Entries taken from a collection
★ ★ ★ ★ ★
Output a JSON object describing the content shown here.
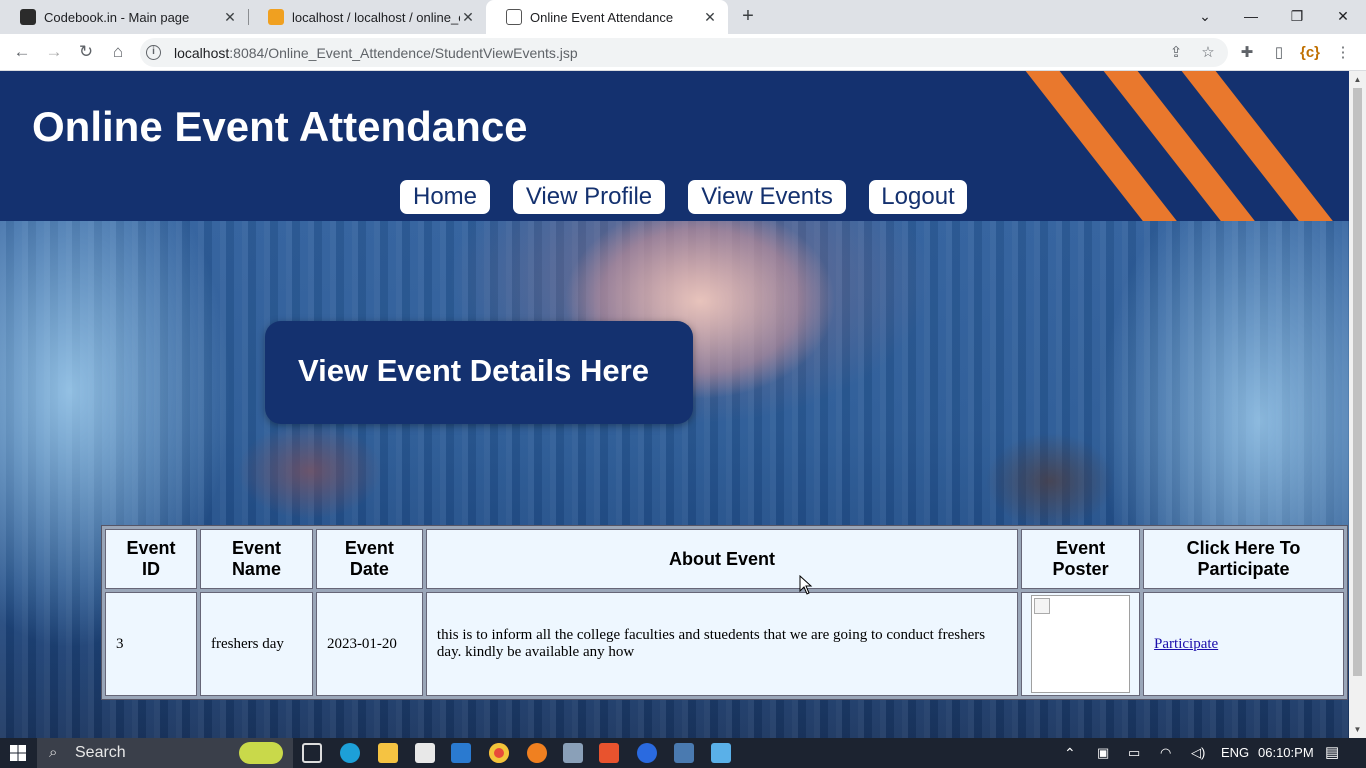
{
  "browser": {
    "tabs": [
      {
        "title": "Codebook.in - Main page",
        "active": false
      },
      {
        "title": "localhost / localhost / online_eve",
        "active": false
      },
      {
        "title": "Online Event Attendance",
        "active": true
      }
    ],
    "url_host": "localhost",
    "url_path": ":8084/Online_Event_Attendence/StudentViewEvents.jsp",
    "window_controls": [
      "chevron-down-icon",
      "minimize-icon",
      "restore-icon",
      "close-icon"
    ]
  },
  "header": {
    "title": "Online Event Attendance",
    "nav": [
      "Home",
      "View Profile",
      "View Events",
      "Logout"
    ],
    "accent_color": "#e9782d",
    "brand_color": "#14316f"
  },
  "main": {
    "heading": "View Event Details Here",
    "table": {
      "headers": [
        "Event ID",
        "Event Name",
        "Event Date",
        "About Event",
        "Event Poster",
        "Click Here To Participate"
      ],
      "rows": [
        {
          "id": "3",
          "name": "freshers day",
          "date": "2023-01-20",
          "about": "this is to inform all the college faculties and stuedents that we are going to conduct freshers day. kindly be available any how",
          "action": "Participate"
        }
      ]
    }
  },
  "taskbar": {
    "search_label": "Search",
    "language": "ENG",
    "time": "06:10:PM"
  }
}
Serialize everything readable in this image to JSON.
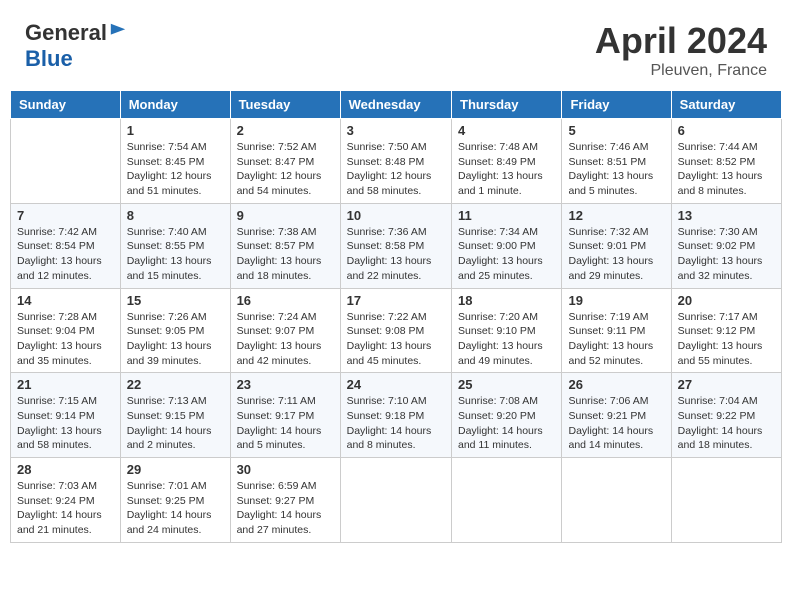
{
  "header": {
    "logo_general": "General",
    "logo_blue": "Blue",
    "month_year": "April 2024",
    "location": "Pleuven, France"
  },
  "days_of_week": [
    "Sunday",
    "Monday",
    "Tuesday",
    "Wednesday",
    "Thursday",
    "Friday",
    "Saturday"
  ],
  "weeks": [
    {
      "days": [
        {
          "number": "",
          "info": ""
        },
        {
          "number": "1",
          "info": "Sunrise: 7:54 AM\nSunset: 8:45 PM\nDaylight: 12 hours\nand 51 minutes."
        },
        {
          "number": "2",
          "info": "Sunrise: 7:52 AM\nSunset: 8:47 PM\nDaylight: 12 hours\nand 54 minutes."
        },
        {
          "number": "3",
          "info": "Sunrise: 7:50 AM\nSunset: 8:48 PM\nDaylight: 12 hours\nand 58 minutes."
        },
        {
          "number": "4",
          "info": "Sunrise: 7:48 AM\nSunset: 8:49 PM\nDaylight: 13 hours\nand 1 minute."
        },
        {
          "number": "5",
          "info": "Sunrise: 7:46 AM\nSunset: 8:51 PM\nDaylight: 13 hours\nand 5 minutes."
        },
        {
          "number": "6",
          "info": "Sunrise: 7:44 AM\nSunset: 8:52 PM\nDaylight: 13 hours\nand 8 minutes."
        }
      ]
    },
    {
      "days": [
        {
          "number": "7",
          "info": "Sunrise: 7:42 AM\nSunset: 8:54 PM\nDaylight: 13 hours\nand 12 minutes."
        },
        {
          "number": "8",
          "info": "Sunrise: 7:40 AM\nSunset: 8:55 PM\nDaylight: 13 hours\nand 15 minutes."
        },
        {
          "number": "9",
          "info": "Sunrise: 7:38 AM\nSunset: 8:57 PM\nDaylight: 13 hours\nand 18 minutes."
        },
        {
          "number": "10",
          "info": "Sunrise: 7:36 AM\nSunset: 8:58 PM\nDaylight: 13 hours\nand 22 minutes."
        },
        {
          "number": "11",
          "info": "Sunrise: 7:34 AM\nSunset: 9:00 PM\nDaylight: 13 hours\nand 25 minutes."
        },
        {
          "number": "12",
          "info": "Sunrise: 7:32 AM\nSunset: 9:01 PM\nDaylight: 13 hours\nand 29 minutes."
        },
        {
          "number": "13",
          "info": "Sunrise: 7:30 AM\nSunset: 9:02 PM\nDaylight: 13 hours\nand 32 minutes."
        }
      ]
    },
    {
      "days": [
        {
          "number": "14",
          "info": "Sunrise: 7:28 AM\nSunset: 9:04 PM\nDaylight: 13 hours\nand 35 minutes."
        },
        {
          "number": "15",
          "info": "Sunrise: 7:26 AM\nSunset: 9:05 PM\nDaylight: 13 hours\nand 39 minutes."
        },
        {
          "number": "16",
          "info": "Sunrise: 7:24 AM\nSunset: 9:07 PM\nDaylight: 13 hours\nand 42 minutes."
        },
        {
          "number": "17",
          "info": "Sunrise: 7:22 AM\nSunset: 9:08 PM\nDaylight: 13 hours\nand 45 minutes."
        },
        {
          "number": "18",
          "info": "Sunrise: 7:20 AM\nSunset: 9:10 PM\nDaylight: 13 hours\nand 49 minutes."
        },
        {
          "number": "19",
          "info": "Sunrise: 7:19 AM\nSunset: 9:11 PM\nDaylight: 13 hours\nand 52 minutes."
        },
        {
          "number": "20",
          "info": "Sunrise: 7:17 AM\nSunset: 9:12 PM\nDaylight: 13 hours\nand 55 minutes."
        }
      ]
    },
    {
      "days": [
        {
          "number": "21",
          "info": "Sunrise: 7:15 AM\nSunset: 9:14 PM\nDaylight: 13 hours\nand 58 minutes."
        },
        {
          "number": "22",
          "info": "Sunrise: 7:13 AM\nSunset: 9:15 PM\nDaylight: 14 hours\nand 2 minutes."
        },
        {
          "number": "23",
          "info": "Sunrise: 7:11 AM\nSunset: 9:17 PM\nDaylight: 14 hours\nand 5 minutes."
        },
        {
          "number": "24",
          "info": "Sunrise: 7:10 AM\nSunset: 9:18 PM\nDaylight: 14 hours\nand 8 minutes."
        },
        {
          "number": "25",
          "info": "Sunrise: 7:08 AM\nSunset: 9:20 PM\nDaylight: 14 hours\nand 11 minutes."
        },
        {
          "number": "26",
          "info": "Sunrise: 7:06 AM\nSunset: 9:21 PM\nDaylight: 14 hours\nand 14 minutes."
        },
        {
          "number": "27",
          "info": "Sunrise: 7:04 AM\nSunset: 9:22 PM\nDaylight: 14 hours\nand 18 minutes."
        }
      ]
    },
    {
      "days": [
        {
          "number": "28",
          "info": "Sunrise: 7:03 AM\nSunset: 9:24 PM\nDaylight: 14 hours\nand 21 minutes."
        },
        {
          "number": "29",
          "info": "Sunrise: 7:01 AM\nSunset: 9:25 PM\nDaylight: 14 hours\nand 24 minutes."
        },
        {
          "number": "30",
          "info": "Sunrise: 6:59 AM\nSunset: 9:27 PM\nDaylight: 14 hours\nand 27 minutes."
        },
        {
          "number": "",
          "info": ""
        },
        {
          "number": "",
          "info": ""
        },
        {
          "number": "",
          "info": ""
        },
        {
          "number": "",
          "info": ""
        }
      ]
    }
  ]
}
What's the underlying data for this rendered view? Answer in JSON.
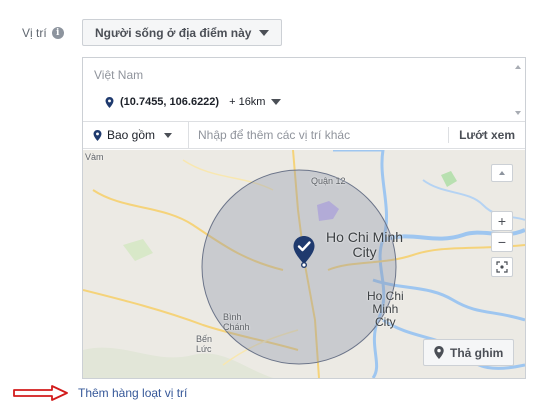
{
  "location_label": "Vị trí",
  "people_dropdown": {
    "label": "Người sống ở địa điểm này"
  },
  "location_list": {
    "country": "Việt Nam",
    "items": [
      {
        "coords": "(10.7455, 106.6222)",
        "radius": "+ 16km"
      }
    ]
  },
  "include_bar": {
    "include_label": "Bao gồm",
    "input_placeholder": "Nhập để thêm các vị trí khác",
    "browse_label": "Lướt xem"
  },
  "map": {
    "labels": {
      "district12": "Quận 12",
      "hcm_city": "Ho Chi Minh\nCity",
      "hcm_city2": "Ho Chi\nMinh\nCity",
      "binh_chanh": "Bình\nChánh",
      "ben_luc": "Bến\nLức",
      "vam": "Vàm"
    },
    "controls": {
      "zoom_in": "+",
      "zoom_out": "−"
    },
    "drop_pin_label": "Thả ghim",
    "colors": {
      "pin": "#1f3a6e",
      "circle": "#8a93a8"
    }
  },
  "bulk_add_link": "Thêm hàng loạt vị trí",
  "arrow_color": "#d21b1b"
}
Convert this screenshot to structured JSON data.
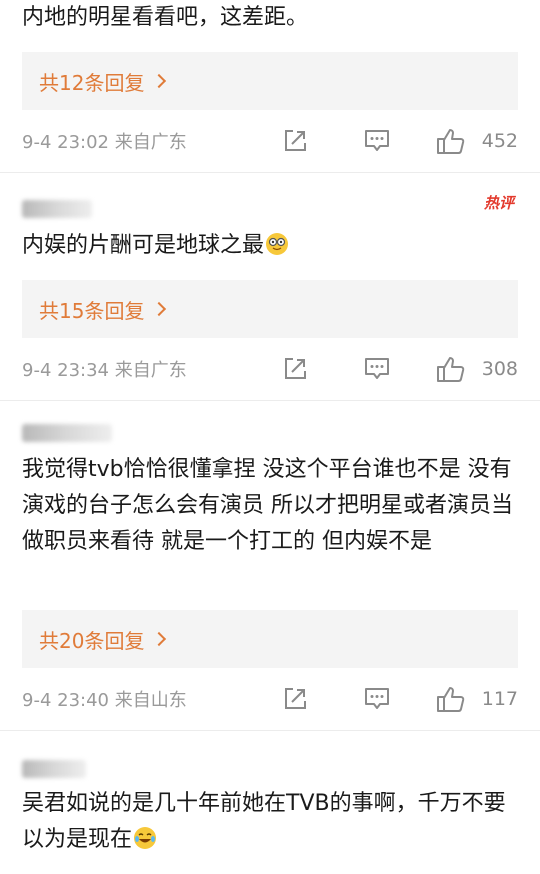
{
  "comments": [
    {
      "text": "内地的明星看看吧，这差距。",
      "replies": "共12条回复",
      "time": "9-4 23:02 来自广东",
      "likes": "452"
    },
    {
      "hot_badge": "热评",
      "text": "内娱的片酬可是地球之最",
      "replies": "共15条回复",
      "time": "9-4 23:34 来自广东",
      "likes": "308"
    },
    {
      "text": "我觉得tvb恰恰很懂拿捏 没这个平台谁也不是 没有演戏的台子怎么会有演员 所以才把明星或者演员当做职员来看待 就是一个打工的 但内娱不是",
      "replies": "共20条回复",
      "time": "9-4 23:40 来自山东",
      "likes": "117"
    },
    {
      "text": "吴君如说的是几十年前她在TVB的事啊，千万不要以为是现在"
    }
  ],
  "icons": {
    "share": "share-icon",
    "comment": "comment-icon",
    "like": "thumbs-up-icon",
    "emoji_glasses": "nerd-face-emoji",
    "emoji_laugh": "laughing-tears-emoji"
  },
  "colors": {
    "reply_link": "#e07b39",
    "hot_badge": "#e33a2d",
    "meta_text": "#9a9a9a"
  }
}
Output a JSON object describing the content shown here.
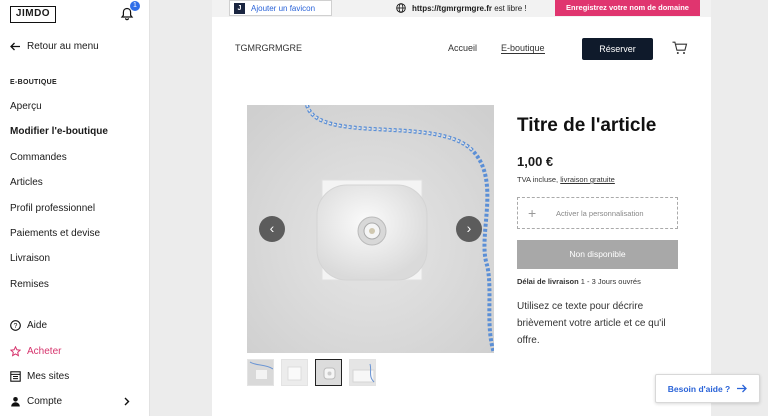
{
  "sidebar": {
    "logo": "JIMDO",
    "notifications": "1",
    "back": "Retour au menu",
    "section_title": "E-BOUTIQUE",
    "items": [
      {
        "label": "Aperçu"
      },
      {
        "label": "Modifier l'e-boutique"
      },
      {
        "label": "Commandes"
      },
      {
        "label": "Articles"
      },
      {
        "label": "Profil professionnel"
      },
      {
        "label": "Paiements et devise"
      },
      {
        "label": "Livraison"
      },
      {
        "label": "Remises"
      }
    ],
    "bottom": {
      "help": "Aide",
      "buy": "Acheter",
      "sites": "Mes sites",
      "account": "Compte"
    }
  },
  "topbar": {
    "favicon_label": "Ajouter un favicon",
    "favicon_letter": "J",
    "domain": "https://tgmrgrmgre.fr",
    "domain_suffix": "est libre !",
    "register_label": "Enregistrez votre nom de domaine"
  },
  "site": {
    "name": "TGMRGRMGRE",
    "nav": [
      "Accueil",
      "E-boutique"
    ],
    "reserve_label": "Réserver"
  },
  "product": {
    "title": "Titre de l'article",
    "price": "1,00 €",
    "tax_text": "TVA incluse,",
    "shipping_link": "livraison gratuite",
    "personalize_label": "Activer la personnalisation",
    "status_button": "Non disponible",
    "delivery_label": "Délai de livraison",
    "delivery_value": "1 - 3 Jours ouvrés",
    "description": "Utilisez ce texte pour décrire brièvement votre article et ce qu'il offre.",
    "prev_arrow": "‹",
    "next_arrow": "›"
  },
  "help_button": "Besoin d'aide ?",
  "colors": {
    "accent_pink": "#e0356f",
    "link_blue": "#2a63d8",
    "reserve_dark": "#0f1a2b",
    "unavailable_gray": "#a8a8a8"
  }
}
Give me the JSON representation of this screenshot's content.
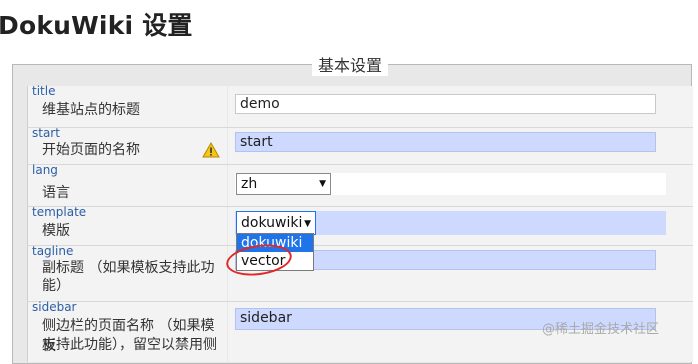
{
  "page": {
    "title": "DokuWiki 设置"
  },
  "section": {
    "legend": "基本设置"
  },
  "settings": [
    {
      "key": "title",
      "description": "维基站点的标题",
      "value": "demo"
    },
    {
      "key": "start",
      "description": "开始页面的名称",
      "value": "start",
      "warning": "warning-icon"
    },
    {
      "key": "lang",
      "description": "语言",
      "value": "zh"
    },
    {
      "key": "template",
      "description": "模版",
      "value": "dokuwiki",
      "options": [
        "dokuwiki",
        "vector"
      ]
    },
    {
      "key": "tagline",
      "description_line1": "副标题 （如果模板支持此功",
      "description_line2": "能）",
      "value": ""
    },
    {
      "key": "sidebar",
      "description_line1": "侧边栏的页面名称 （如果模板",
      "description_line2": "支持此功能），留空以禁用侧",
      "value": "sidebar"
    }
  ],
  "colors": {
    "modified_field": "#cdd9ff",
    "selected_option": "#1e74e8",
    "annotation": "#e0282a"
  },
  "watermark": "@稀土掘金技术社区"
}
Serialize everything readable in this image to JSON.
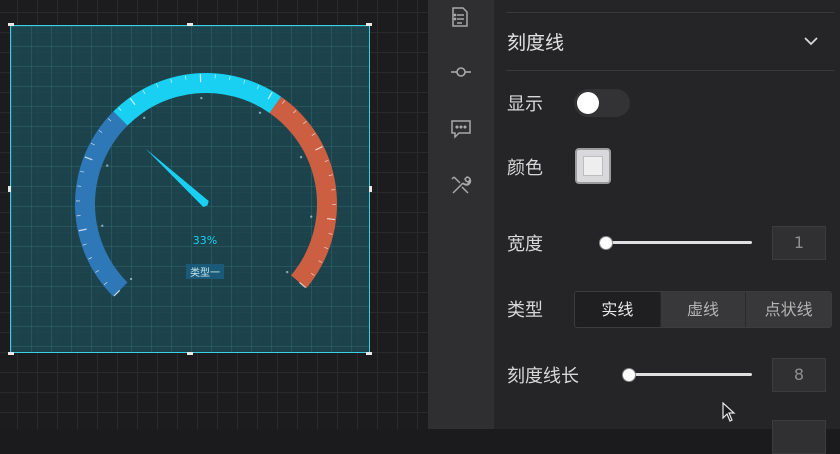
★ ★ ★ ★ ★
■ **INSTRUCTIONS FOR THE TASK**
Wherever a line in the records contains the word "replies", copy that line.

■ **SOLUTION TO THIS EXERCISE**
      "replies": "共12条回复",
      "replies": "共15条回复",
      "replies": "共20条回复",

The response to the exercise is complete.